Stored data:
-.-.-

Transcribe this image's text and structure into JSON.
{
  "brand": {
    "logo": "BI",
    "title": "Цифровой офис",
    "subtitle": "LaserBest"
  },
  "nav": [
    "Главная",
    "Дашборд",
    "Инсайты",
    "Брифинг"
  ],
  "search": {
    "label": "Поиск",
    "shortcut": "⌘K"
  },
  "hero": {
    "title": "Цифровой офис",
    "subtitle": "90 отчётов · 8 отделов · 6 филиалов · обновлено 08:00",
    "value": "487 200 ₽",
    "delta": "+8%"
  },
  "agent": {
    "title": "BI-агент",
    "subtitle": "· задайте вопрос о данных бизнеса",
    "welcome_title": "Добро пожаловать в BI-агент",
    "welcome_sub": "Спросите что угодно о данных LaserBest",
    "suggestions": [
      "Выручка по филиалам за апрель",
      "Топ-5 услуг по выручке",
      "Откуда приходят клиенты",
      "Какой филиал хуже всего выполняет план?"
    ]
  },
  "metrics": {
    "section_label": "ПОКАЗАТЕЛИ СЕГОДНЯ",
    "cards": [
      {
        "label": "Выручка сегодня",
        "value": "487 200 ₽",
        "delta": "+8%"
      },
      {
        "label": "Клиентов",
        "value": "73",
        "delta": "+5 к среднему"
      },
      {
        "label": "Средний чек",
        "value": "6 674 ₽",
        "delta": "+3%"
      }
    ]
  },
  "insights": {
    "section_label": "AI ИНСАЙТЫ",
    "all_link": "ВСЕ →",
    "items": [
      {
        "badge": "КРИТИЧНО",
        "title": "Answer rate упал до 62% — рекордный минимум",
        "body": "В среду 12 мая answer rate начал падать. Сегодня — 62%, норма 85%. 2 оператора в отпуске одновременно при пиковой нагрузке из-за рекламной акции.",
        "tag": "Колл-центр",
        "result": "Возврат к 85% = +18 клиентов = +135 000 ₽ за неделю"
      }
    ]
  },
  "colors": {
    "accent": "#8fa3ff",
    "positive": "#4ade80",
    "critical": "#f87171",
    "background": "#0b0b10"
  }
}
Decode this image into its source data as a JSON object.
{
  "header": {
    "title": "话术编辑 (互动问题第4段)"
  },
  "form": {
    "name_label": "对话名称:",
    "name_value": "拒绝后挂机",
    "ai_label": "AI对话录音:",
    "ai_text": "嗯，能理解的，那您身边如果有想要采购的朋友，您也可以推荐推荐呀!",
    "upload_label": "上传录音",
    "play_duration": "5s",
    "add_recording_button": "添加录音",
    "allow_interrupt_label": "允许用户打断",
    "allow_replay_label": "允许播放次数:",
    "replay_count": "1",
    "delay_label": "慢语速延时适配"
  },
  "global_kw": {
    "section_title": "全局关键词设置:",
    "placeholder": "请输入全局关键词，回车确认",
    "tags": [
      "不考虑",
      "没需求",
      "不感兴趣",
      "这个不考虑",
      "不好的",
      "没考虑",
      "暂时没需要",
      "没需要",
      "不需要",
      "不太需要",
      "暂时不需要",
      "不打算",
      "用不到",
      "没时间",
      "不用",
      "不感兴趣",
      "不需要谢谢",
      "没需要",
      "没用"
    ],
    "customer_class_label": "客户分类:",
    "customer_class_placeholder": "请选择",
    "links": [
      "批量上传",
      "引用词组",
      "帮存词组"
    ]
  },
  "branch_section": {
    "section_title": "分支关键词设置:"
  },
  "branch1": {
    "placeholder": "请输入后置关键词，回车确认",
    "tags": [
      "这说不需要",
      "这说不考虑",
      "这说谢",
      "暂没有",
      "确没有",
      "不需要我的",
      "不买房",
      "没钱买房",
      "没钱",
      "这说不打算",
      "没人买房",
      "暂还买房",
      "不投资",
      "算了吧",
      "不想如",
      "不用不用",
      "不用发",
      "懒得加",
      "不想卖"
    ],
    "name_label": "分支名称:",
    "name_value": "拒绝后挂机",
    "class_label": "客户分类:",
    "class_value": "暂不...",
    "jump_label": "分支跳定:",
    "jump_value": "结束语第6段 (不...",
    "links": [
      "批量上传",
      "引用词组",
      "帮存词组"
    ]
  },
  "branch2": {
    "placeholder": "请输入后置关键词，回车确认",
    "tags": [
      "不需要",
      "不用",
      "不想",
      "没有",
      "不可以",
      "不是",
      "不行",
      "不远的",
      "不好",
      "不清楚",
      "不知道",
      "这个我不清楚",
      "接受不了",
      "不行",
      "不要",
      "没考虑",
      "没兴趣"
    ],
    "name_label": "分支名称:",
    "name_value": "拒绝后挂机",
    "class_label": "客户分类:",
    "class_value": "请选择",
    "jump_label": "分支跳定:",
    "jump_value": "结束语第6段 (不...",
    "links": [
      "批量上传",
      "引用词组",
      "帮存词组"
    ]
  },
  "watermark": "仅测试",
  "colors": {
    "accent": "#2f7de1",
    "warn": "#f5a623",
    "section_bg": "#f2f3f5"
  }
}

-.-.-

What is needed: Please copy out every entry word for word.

Solution for this problem:
Transcribe this image's text and structure into JSON.
{
  "brand": {
    "logo": "BI",
    "title": "Цифровой офис",
    "subtitle": "LaserBest"
  },
  "nav": [
    "Главная",
    "Дашборд",
    "Инсайты",
    "Брифинг"
  ],
  "search": {
    "label": "Поиск",
    "shortcut": "⌘K"
  },
  "hero": {
    "title": "Цифровой офис",
    "subtitle": "90 отчётов · 8 отделов · 6 филиалов · обновлено 08:00",
    "value": "487 200 ₽",
    "delta": "+8%"
  },
  "agent": {
    "title": "BI-агент",
    "subtitle": "· задайте вопрос о данных бизнеса",
    "welcome_title": "Добро пожаловать в BI-агент",
    "welcome_sub": "Спросите что угодно о данных LaserBest",
    "suggestions": [
      "Выручка по филиалам за апрель",
      "Топ-5 услуг по выручке",
      "Откуда приходят клиенты",
      "Какой филиал хуже всего выполняет план?"
    ]
  },
  "metrics": {
    "section_label": "ПОКАЗАТЕЛИ СЕГОДНЯ",
    "cards": [
      {
        "label": "Выручка сегодня",
        "value": "487 200 ₽",
        "delta": "+8%"
      },
      {
        "label": "Клиентов",
        "value": "73",
        "delta": "+5 к среднему"
      },
      {
        "label": "Средний чек",
        "value": "6 674 ₽",
        "delta": "+3%"
      }
    ]
  },
  "insights": {
    "section_label": "AI ИНСАЙТЫ",
    "all_link": "ВСЕ →",
    "items": [
      {
        "badge": "КРИТИЧНО",
        "title": "Answer rate упал до 62% — рекордный минимум",
        "body": "В среду 12 мая answer rate начал падать. Сегодня — 62%, норма 85%. 2 оператора в отпуске одновременно при пиковой нагрузке из-за рекламной акции.",
        "tag": "Колл-центр",
        "result": "Возврат к 85% = +18 клиентов = +135 000 ₽ за неделю"
      }
    ]
  },
  "colors": {
    "accent": "#8fa3ff",
    "positive": "#4ade80",
    "critical": "#f87171",
    "background": "#0b0b10"
  }
}
Decode this image into its source data as a JSON object.
{
  "header": {
    "title": "话术编辑 (互动问题第4段)"
  },
  "form": {
    "name_label": "对话名称:",
    "name_value": "拒绝后挂机",
    "ai_label": "AI对话录音:",
    "ai_text": "嗯，能理解的，那您身边如果有想要采购的朋友，您也可以推荐推荐呀!",
    "upload_label": "上传录音",
    "play_duration": "5s",
    "add_recording_button": "添加录音",
    "allow_interrupt_label": "允许用户打断",
    "allow_replay_label": "允许播放次数:",
    "replay_count": "1",
    "delay_label": "慢语速延时适配"
  },
  "global_kw": {
    "section_title": "全局关键词设置:",
    "placeholder": "请输入全局关键词，回车确认",
    "tags": [
      "不考虑",
      "没需求",
      "不感兴趣",
      "这个不考虑",
      "不好的",
      "没考虑",
      "暂时没需要",
      "没需要",
      "不需要",
      "不太需要",
      "暂时不需要",
      "不打算",
      "用不到",
      "没时间",
      "不用",
      "不感兴趣",
      "不需要谢谢",
      "没需要",
      "没用"
    ],
    "customer_class_label": "客户分类:",
    "customer_class_placeholder": "请选择",
    "links": [
      "批量上传",
      "引用词组",
      "帮存词组"
    ]
  },
  "branch_section": {
    "section_title": "分支关键词设置:"
  },
  "branch1": {
    "placeholder": "请输入后置关键词，回车确认",
    "tags": [
      "这说不需要",
      "这说不考虑",
      "这说谢",
      "暂没有",
      "确没有",
      "不需要我的",
      "不买房",
      "没钱买房",
      "没钱",
      "这说不打算",
      "没人买房",
      "暂还买房",
      "不投资",
      "算了吧",
      "不想如",
      "不用不用",
      "不用发",
      "懒得加",
      "不想卖"
    ],
    "name_label": "分支名称:",
    "name_value": "拒绝后挂机",
    "class_label": "客户分类:",
    "class_value": "暂不...",
    "jump_label": "分支跳定:",
    "jump_value": "结束语第6段 (不...",
    "links": [
      "批量上传",
      "引用词组",
      "帮存词组"
    ]
  },
  "branch2": {
    "placeholder": "请输入后置关键词，回车确认",
    "tags": [
      "不需要",
      "不用",
      "不想",
      "没有",
      "不可以",
      "不是",
      "不行",
      "不远的",
      "不好",
      "不清楚",
      "不知道",
      "这个我不清楚",
      "接受不了",
      "不行",
      "不要",
      "没考虑",
      "没兴趣"
    ],
    "name_label": "分支名称:",
    "name_value": "拒绝后挂机",
    "class_label": "客户分类:",
    "class_value": "请选择",
    "jump_label": "分支跳定:",
    "jump_value": "结束语第6段 (不...",
    "links": [
      "批量上传",
      "引用词组",
      "帮存词组"
    ]
  },
  "watermark": "仅测试",
  "colors": {
    "accent": "#2f7de1",
    "warn": "#f5a623",
    "section_bg": "#f2f3f5"
  }
}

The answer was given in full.